MATERIAL TO PROCESS:
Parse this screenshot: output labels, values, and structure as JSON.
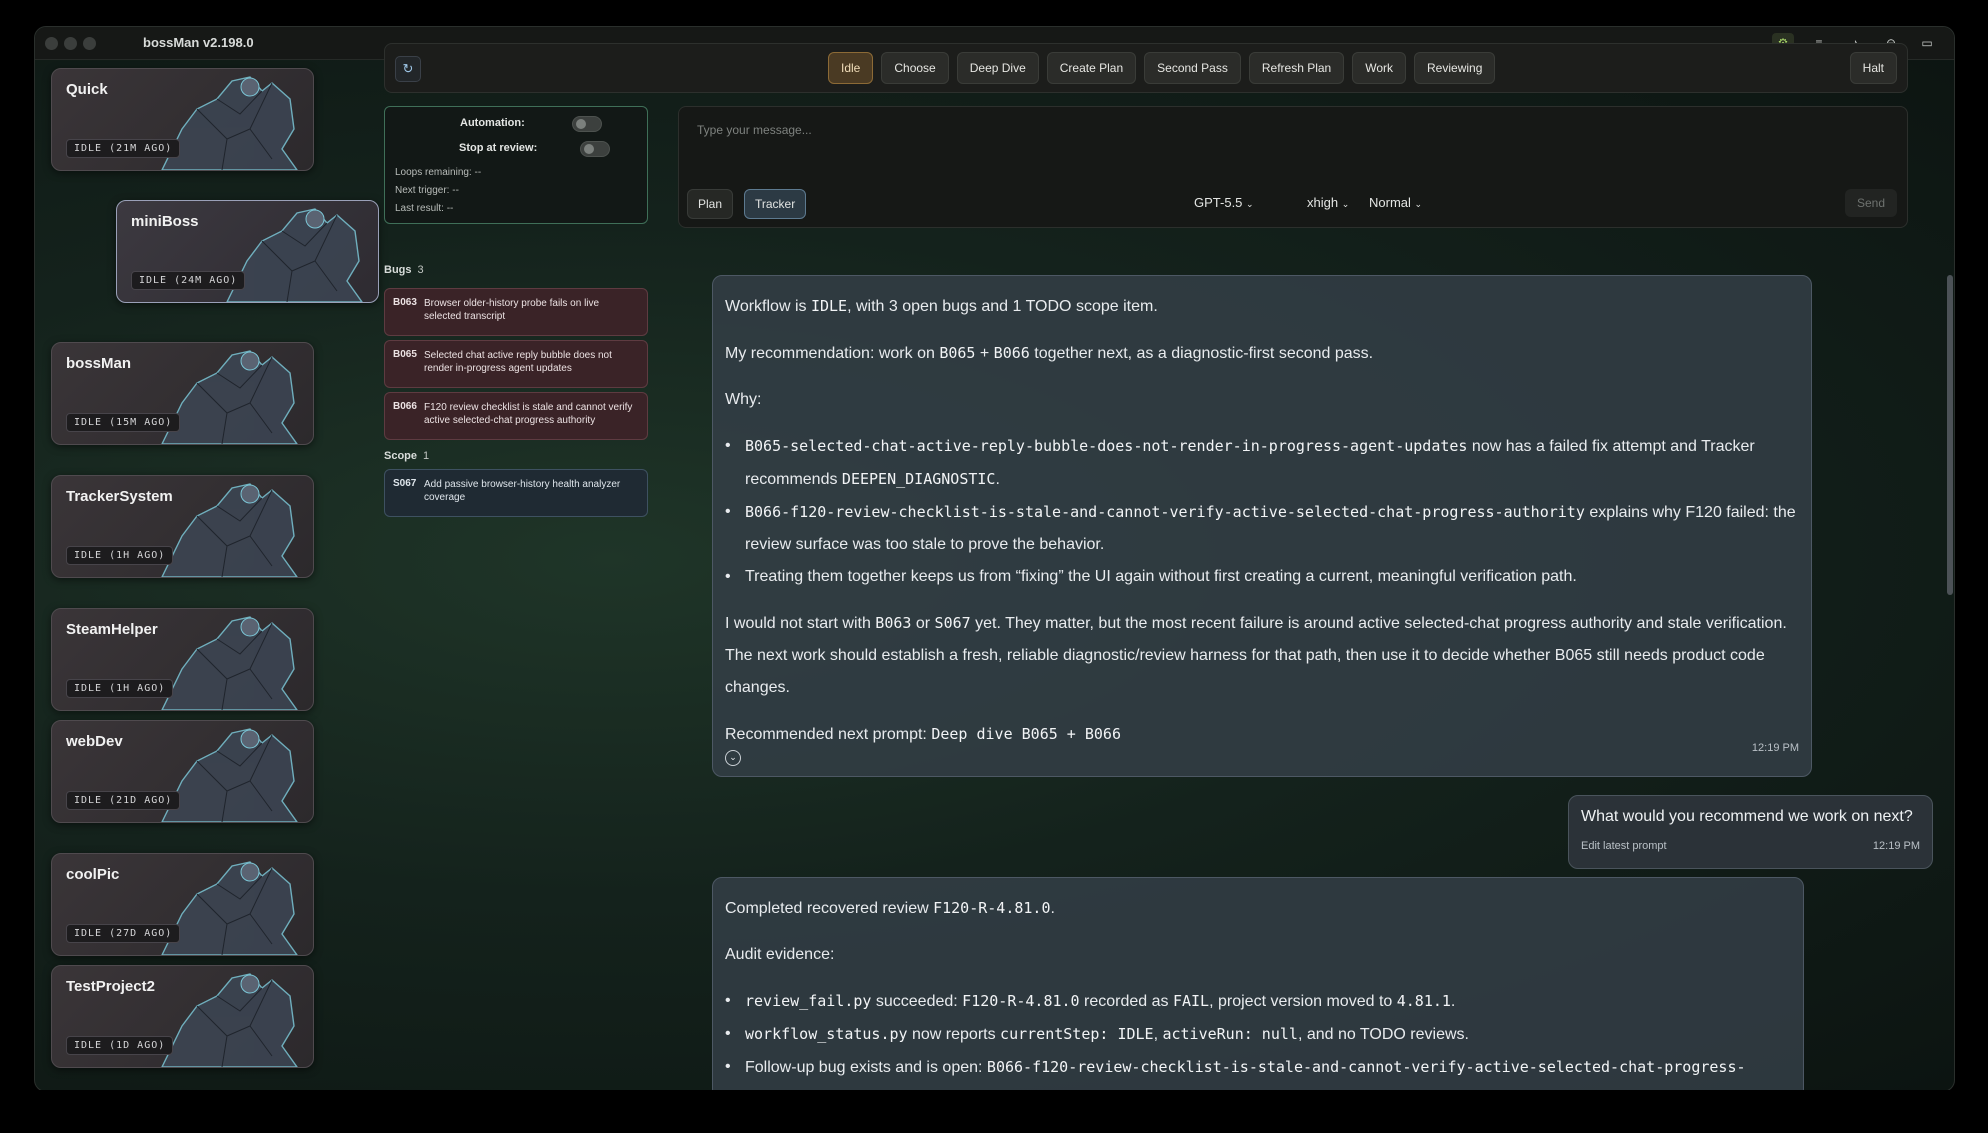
{
  "app": {
    "title": "bossMan v2.198.0"
  },
  "sidebar": {
    "projects": [
      {
        "name": "Quick",
        "status": "IDLE (21M AGO)"
      },
      {
        "name": "miniBoss",
        "status": "IDLE (24M AGO)"
      },
      {
        "name": "bossMan",
        "status": "IDLE (15M AGO)"
      },
      {
        "name": "TrackerSystem",
        "status": "IDLE (1H AGO)"
      },
      {
        "name": "SteamHelper",
        "status": "IDLE (1H AGO)"
      },
      {
        "name": "webDev",
        "status": "IDLE (21D AGO)"
      },
      {
        "name": "coolPic",
        "status": "IDLE (27D AGO)"
      },
      {
        "name": "TestProject2",
        "status": "IDLE (1D AGO)"
      }
    ]
  },
  "toolbar": {
    "refresh_icon": "↻",
    "workflow": [
      "Idle",
      "Choose",
      "Deep Dive",
      "Create Plan",
      "Second Pass",
      "Refresh Plan",
      "Work",
      "Reviewing"
    ],
    "halt": "Halt"
  },
  "automation": {
    "automation_label": "Automation:",
    "stop_label": "Stop at review:",
    "loops": "Loops remaining: --",
    "next_trigger": "Next trigger: --",
    "last_result": "Last result: --"
  },
  "bugs": {
    "title": "Bugs",
    "count": "3",
    "items": [
      {
        "id": "B063",
        "text": "Browser older-history probe fails on live selected transcript"
      },
      {
        "id": "B065",
        "text": "Selected chat active reply bubble does not render in-progress agent updates"
      },
      {
        "id": "B066",
        "text": "F120 review checklist is stale and cannot verify active selected-chat progress authority"
      }
    ]
  },
  "scope": {
    "title": "Scope",
    "count": "1",
    "items": [
      {
        "id": "S067",
        "text": "Add passive browser-history health analyzer coverage"
      }
    ]
  },
  "composer": {
    "placeholder": "Type your message...",
    "plan": "Plan",
    "tracker": "Tracker",
    "model": "GPT-5.5",
    "effort": "xhigh",
    "speed": "Normal",
    "send": "Send"
  },
  "messages": {
    "m1": {
      "p1a": "Workflow is ",
      "p1b": "IDLE",
      "p1c": ", with 3 open bugs and 1 TODO scope item.",
      "p2a": "My recommendation: work on ",
      "p2b": "B065",
      "p2c": " + ",
      "p2d": "B066",
      "p2e": " together next, as a diagnostic-first second pass.",
      "why": "Why:",
      "b1a": "B065-selected-chat-active-reply-bubble-does-not-render-in-progress-agent-updates",
      "b1b": " now has a failed fix attempt and Tracker recommends ",
      "b1c": "DEEPEN_DIAGNOSTIC",
      "b1d": ".",
      "b2a": "B066-f120-review-checklist-is-stale-and-cannot-verify-active-selected-chat-progress-authority",
      "b2b": " explains why F120 failed: the review surface was too stale to prove the behavior.",
      "b3": "Treating them together keeps us from “fixing” the UI again without first creating a current, meaningful verification path.",
      "p3a": "I would not start with ",
      "p3b": "B063",
      "p3c": " or ",
      "p3d": "S067",
      "p3e": " yet. They matter, but the most recent failure is around active selected-chat progress authority and stale verification. The next work should establish a fresh, reliable diagnostic/review harness for that path, then use it to decide whether B065 still needs product code changes.",
      "p4a": "Recommended next prompt: ",
      "p4b": "Deep dive B065 + B066",
      "time": "12:19 PM"
    },
    "user": {
      "text": "What would you recommend we work on next?",
      "edit": "Edit latest prompt",
      "time": "12:19 PM"
    },
    "m2": {
      "p1a": "Completed recovered review ",
      "p1b": "F120-R-4.81.0",
      "p1c": ".",
      "p2": "Audit evidence:",
      "b1a": "review_fail.py",
      "b1b": " succeeded: ",
      "b1c": "F120-R-4.81.0",
      "b1d": " recorded as ",
      "b1e": "FAIL",
      "b1f": ", project version moved to ",
      "b1g": "4.81.1",
      "b1h": ".",
      "b2a": "workflow_status.py",
      "b2b": " now reports ",
      "b2c": "currentStep: IDLE",
      "b2d": ", ",
      "b2e": "activeRun: null",
      "b2f": ", and no TODO reviews.",
      "b3a": "Follow-up bug exists and is open: ",
      "b3b": "B066-f120-review-checklist-is-stale-and-cannot-verify-active-selected-chat-progress-"
    }
  }
}
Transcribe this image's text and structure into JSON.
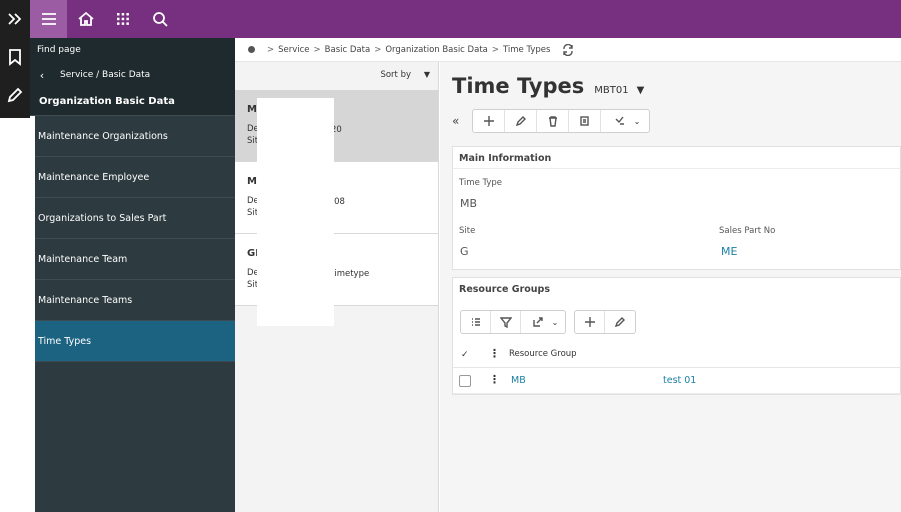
{
  "topbar": {
    "icons": [
      "menu-icon",
      "home-icon",
      "apps-grid-icon",
      "search-icon"
    ],
    "accent": "#76307f"
  },
  "rail": {
    "icons": [
      "expand-icon",
      "bookmark-icon",
      "pencil-icon"
    ]
  },
  "navigator": {
    "find_page": "Find page",
    "crumb": "Service / Basic Data",
    "group": "Organization Basic Data",
    "items": [
      {
        "label": "Maintenance Organizations"
      },
      {
        "label": "Maintenance Employee"
      },
      {
        "label": "Organizations to Sales Part"
      },
      {
        "label": "Maintenance Team"
      },
      {
        "label": "Maintenance Teams"
      },
      {
        "label": "Time Types"
      }
    ],
    "selected_color": "#1c6281"
  },
  "breadcrumb": {
    "items": [
      "Service",
      "Basic Data",
      "Organization Basic Data",
      "Time Types"
    ]
  },
  "list": {
    "sort_label": "Sort by",
    "cards": [
      {
        "title": "M",
        "line1": "De",
        "line2": "Sit",
        "value": "20"
      },
      {
        "title": "M",
        "line1": "De",
        "line2": "Sit",
        "value": "-08"
      },
      {
        "title": "GI",
        "line1": "De",
        "line2": "Sit",
        "value": "timetype"
      }
    ]
  },
  "detail": {
    "title": "Time Types",
    "key": "MBT01",
    "main_info": {
      "header": "Main Information",
      "time_type_label": "Time Type",
      "time_type_value": "MB",
      "site_label": "Site",
      "site_value": "G",
      "sales_part_label": "Sales Part No",
      "sales_part_value": "ME"
    },
    "resource_groups": {
      "header": "Resource Groups",
      "column": "Resource Group",
      "rows": [
        {
          "group": "MB",
          "desc": "test 01"
        }
      ]
    }
  }
}
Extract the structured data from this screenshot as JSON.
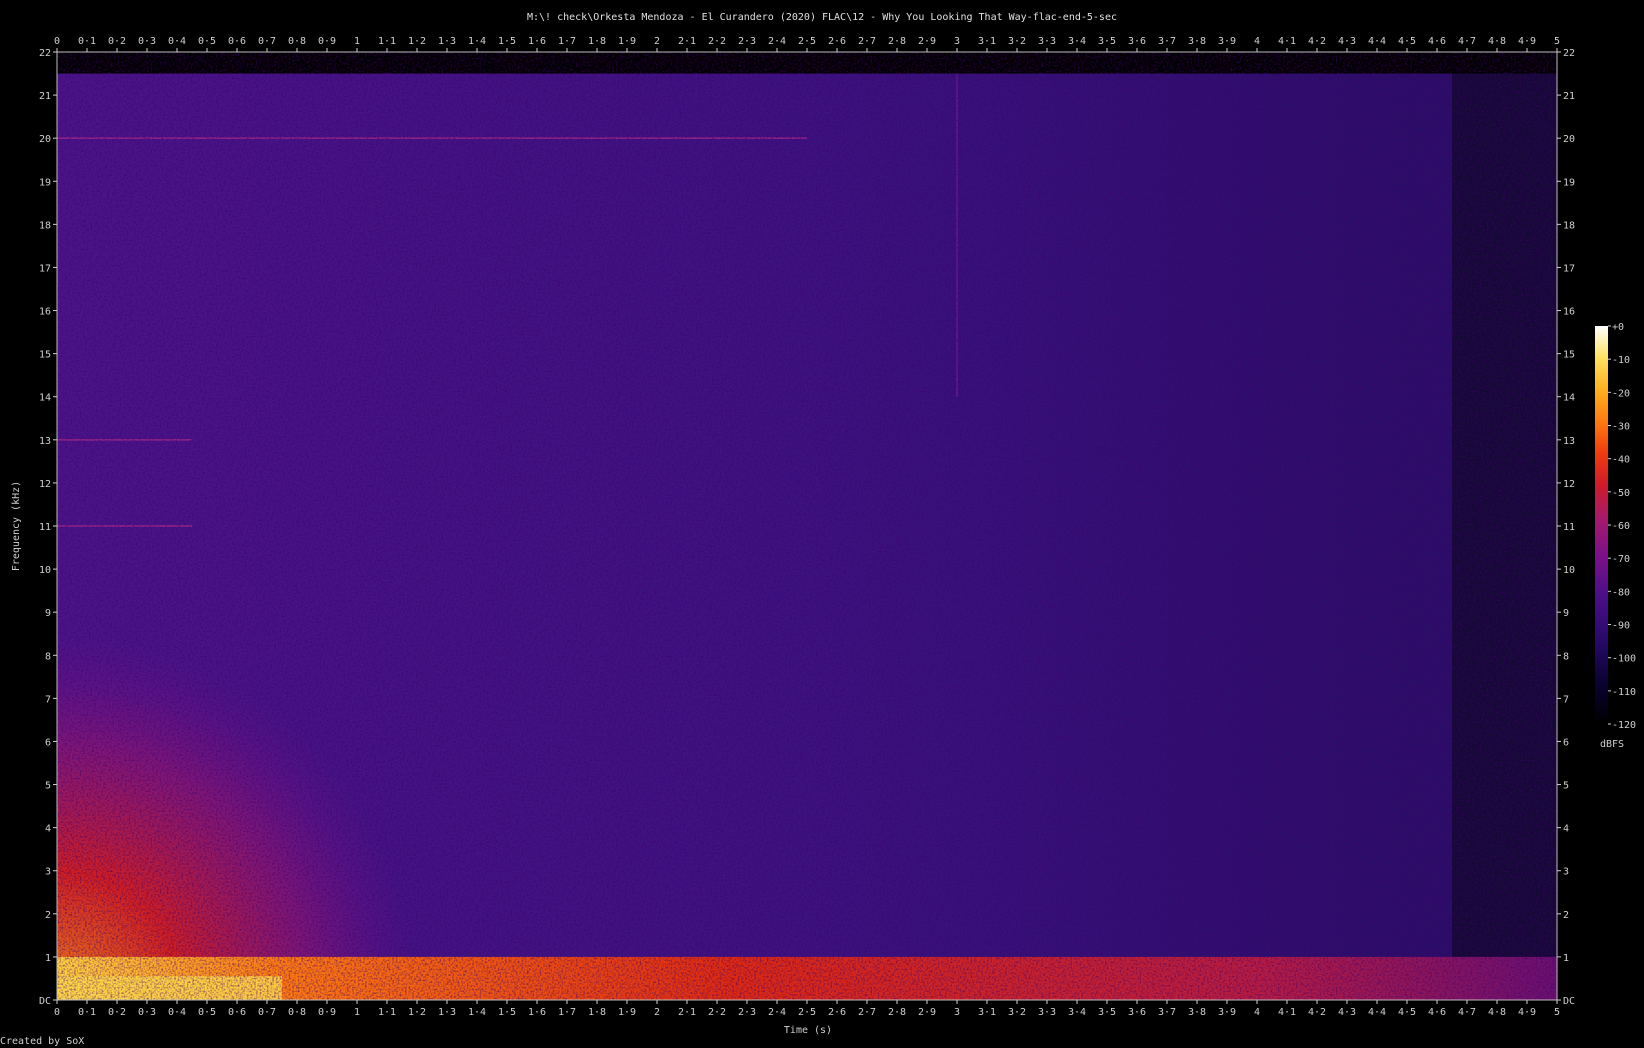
{
  "chart_data": {
    "type": "heatmap",
    "title": "M:\\! check\\Orkesta Mendoza - El Curandero (2020) FLAC\\12 - Why You Looking That Way-flac-end-5-sec",
    "xlabel": "Time (s)",
    "ylabel": "Frequency (kHz)",
    "footer": "Created by SoX",
    "xlim": [
      0,
      5
    ],
    "ylim": [
      0,
      22
    ],
    "x_ticks": [
      "0",
      "0·1",
      "0·2",
      "0·3",
      "0·4",
      "0·5",
      "0·6",
      "0·7",
      "0·8",
      "0·9",
      "1",
      "1·1",
      "1·2",
      "1·3",
      "1·4",
      "1·5",
      "1·6",
      "1·7",
      "1·8",
      "1·9",
      "2",
      "2·1",
      "2·2",
      "2·3",
      "2·4",
      "2·5",
      "2·6",
      "2·7",
      "2·8",
      "2·9",
      "3",
      "3·1",
      "3·2",
      "3·3",
      "3·4",
      "3·5",
      "3·6",
      "3·7",
      "3·8",
      "3·9",
      "4",
      "4·1",
      "4·2",
      "4·3",
      "4·4",
      "4·5",
      "4·6",
      "4·7",
      "4·8",
      "4·9",
      "5"
    ],
    "y_ticks": [
      "DC",
      "1",
      "2",
      "3",
      "4",
      "5",
      "6",
      "7",
      "8",
      "9",
      "10",
      "11",
      "12",
      "13",
      "14",
      "15",
      "16",
      "17",
      "18",
      "19",
      "20",
      "21",
      "22"
    ],
    "colorbar": {
      "label": "dBFS",
      "range": [
        -120,
        0
      ],
      "ticks": [
        "+0",
        "-10",
        "-20",
        "-30",
        "-40",
        "-50",
        "-60",
        "-70",
        "-80",
        "-90",
        "-100",
        "-110",
        "-120"
      ],
      "colors": [
        "#000000",
        "#0a0230",
        "#2a0a6e",
        "#4a0f88",
        "#7a108a",
        "#a81a6a",
        "#d01a2a",
        "#f03a10",
        "#ff7a10",
        "#ffb020",
        "#ffe060",
        "#ffffd0",
        "#ffffff"
      ]
    },
    "features": {
      "energy_cutoff_khz": 21.5,
      "silence_after_s": 4.65,
      "bright_band_khz": [
        0,
        1
      ],
      "hot_region_time_s": [
        0,
        1.2
      ],
      "hot_region_khz": [
        0,
        8.5
      ],
      "tone_lines_khz": [
        20,
        13,
        11
      ],
      "transient_time_s": 3.0
    }
  }
}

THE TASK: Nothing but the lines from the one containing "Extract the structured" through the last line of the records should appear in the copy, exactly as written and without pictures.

RESPONSE FOR THIS EXERCISE:
Extract the structured data from this screenshot as JSON.
{
  "chart_data": {
    "type": "heatmap",
    "title": "M:\\! check\\Orkesta Mendoza - El Curandero (2020) FLAC\\12 - Why You Looking That Way-flac-end-5-sec",
    "xlabel": "Time (s)",
    "ylabel": "Frequency (kHz)",
    "footer": "Created by SoX",
    "xlim": [
      0,
      5
    ],
    "ylim": [
      0,
      22
    ],
    "x_ticks": [
      "0",
      "0·1",
      "0·2",
      "0·3",
      "0·4",
      "0·5",
      "0·6",
      "0·7",
      "0·8",
      "0·9",
      "1",
      "1·1",
      "1·2",
      "1·3",
      "1·4",
      "1·5",
      "1·6",
      "1·7",
      "1·8",
      "1·9",
      "2",
      "2·1",
      "2·2",
      "2·3",
      "2·4",
      "2·5",
      "2·6",
      "2·7",
      "2·8",
      "2·9",
      "3",
      "3·1",
      "3·2",
      "3·3",
      "3·4",
      "3·5",
      "3·6",
      "3·7",
      "3·8",
      "3·9",
      "4",
      "4·1",
      "4·2",
      "4·3",
      "4·4",
      "4·5",
      "4·6",
      "4·7",
      "4·8",
      "4·9",
      "5"
    ],
    "y_ticks": [
      "DC",
      "1",
      "2",
      "3",
      "4",
      "5",
      "6",
      "7",
      "8",
      "9",
      "10",
      "11",
      "12",
      "13",
      "14",
      "15",
      "16",
      "17",
      "18",
      "19",
      "20",
      "21",
      "22"
    ],
    "colorbar": {
      "label": "dBFS",
      "range": [
        -120,
        0
      ],
      "ticks": [
        "+0",
        "-10",
        "-20",
        "-30",
        "-40",
        "-50",
        "-60",
        "-70",
        "-80",
        "-90",
        "-100",
        "-110",
        "-120"
      ],
      "colors": [
        "#000000",
        "#0a0230",
        "#2a0a6e",
        "#4a0f88",
        "#7a108a",
        "#a81a6a",
        "#d01a2a",
        "#f03a10",
        "#ff7a10",
        "#ffb020",
        "#ffe060",
        "#ffffd0",
        "#ffffff"
      ]
    },
    "features": {
      "energy_cutoff_khz": 21.5,
      "silence_after_s": 4.65,
      "bright_band_khz": [
        0,
        1
      ],
      "hot_region_time_s": [
        0,
        1.2
      ],
      "hot_region_khz": [
        0,
        8.5
      ],
      "tone_lines_khz": [
        20,
        13,
        11
      ],
      "transient_time_s": 3.0
    }
  }
}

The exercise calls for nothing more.